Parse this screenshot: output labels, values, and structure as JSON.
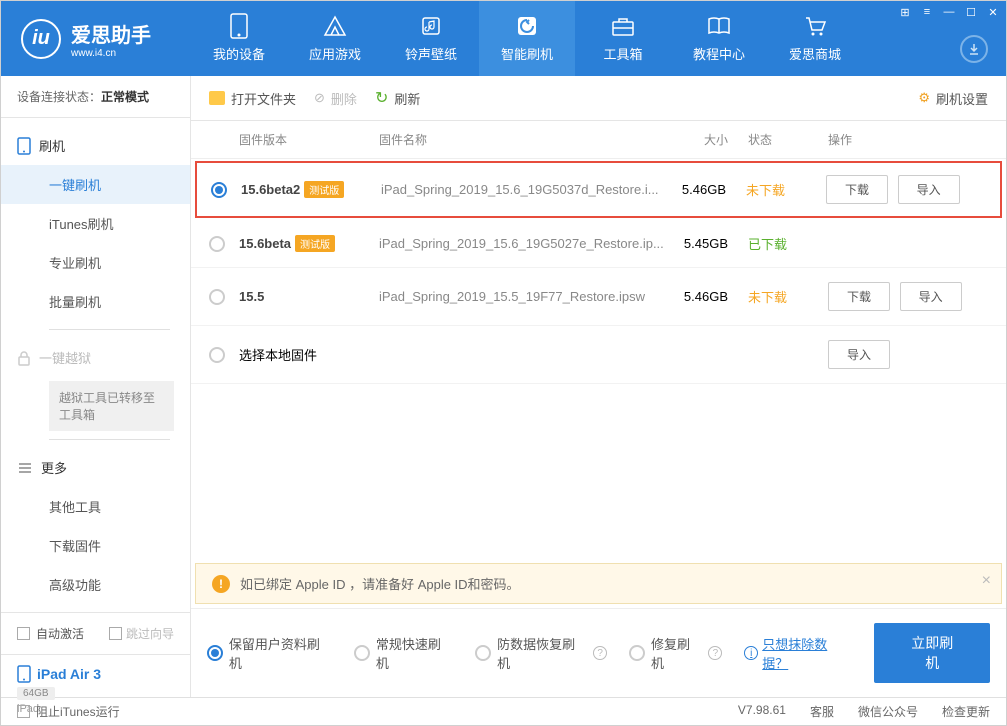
{
  "logo": {
    "name": "爱思助手",
    "url": "www.i4.cn"
  },
  "nav": [
    {
      "label": "我的设备"
    },
    {
      "label": "应用游戏"
    },
    {
      "label": "铃声壁纸"
    },
    {
      "label": "智能刷机"
    },
    {
      "label": "工具箱"
    },
    {
      "label": "教程中心"
    },
    {
      "label": "爱思商城"
    }
  ],
  "sidebar": {
    "status_label": "设备连接状态：",
    "status_value": "正常模式",
    "flash_group": "刷机",
    "items": [
      "一键刷机",
      "iTunes刷机",
      "专业刷机",
      "批量刷机"
    ],
    "jailbreak_group": "一键越狱",
    "jailbreak_note": "越狱工具已转移至工具箱",
    "more_group": "更多",
    "more_items": [
      "其他工具",
      "下载固件",
      "高级功能"
    ],
    "auto_activate": "自动激活",
    "skip_guide": "跳过向导",
    "device": {
      "name": "iPad Air 3",
      "storage": "64GB",
      "type": "iPad"
    }
  },
  "toolbar": {
    "open_folder": "打开文件夹",
    "delete": "删除",
    "refresh": "刷新",
    "settings": "刷机设置"
  },
  "table": {
    "headers": {
      "version": "固件版本",
      "name": "固件名称",
      "size": "大小",
      "status": "状态",
      "action": "操作"
    },
    "rows": [
      {
        "version": "15.6beta2",
        "beta": "测试版",
        "name": "iPad_Spring_2019_15.6_19G5037d_Restore.i...",
        "size": "5.46GB",
        "status": "未下载",
        "status_class": "not",
        "selected": true,
        "highlight": true,
        "actions": [
          "下载",
          "导入"
        ]
      },
      {
        "version": "15.6beta",
        "beta": "测试版",
        "name": "iPad_Spring_2019_15.6_19G5027e_Restore.ip...",
        "size": "5.45GB",
        "status": "已下载",
        "status_class": "done",
        "selected": false,
        "actions": []
      },
      {
        "version": "15.5",
        "beta": "",
        "name": "iPad_Spring_2019_15.5_19F77_Restore.ipsw",
        "size": "5.46GB",
        "status": "未下载",
        "status_class": "not",
        "selected": false,
        "actions": [
          "下载",
          "导入"
        ]
      },
      {
        "version": "",
        "local_label": "选择本地固件",
        "name": "",
        "size": "",
        "status": "",
        "selected": false,
        "actions": [
          "导入"
        ]
      }
    ]
  },
  "warning": "如已绑定 Apple ID ，请准备好 Apple ID和密码。",
  "flash_options": {
    "opts": [
      "保留用户资料刷机",
      "常规快速刷机",
      "防数据恢复刷机",
      "修复刷机"
    ],
    "erase_link": "只想抹除数据？",
    "button": "立即刷机"
  },
  "statusbar": {
    "block_itunes": "阻止iTunes运行",
    "version": "V7.98.61",
    "links": [
      "客服",
      "微信公众号",
      "检查更新"
    ]
  }
}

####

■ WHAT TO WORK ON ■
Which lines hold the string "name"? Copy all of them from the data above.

■ WRITTEN ANSWER ■
    "name": "爱思助手",
      "name": "iPad Air 3",
      "name": "固件名称",
        "name": "iPad_Spring_2019_15.6_19G5037d_Restore.i...",
        "name": "iPad_Spring_2019_15.6_19G5027e_Restore.ip...",
        "name": "iPad_Spring_2019_15.5_19F77_Restore.ipsw",
        "name": "",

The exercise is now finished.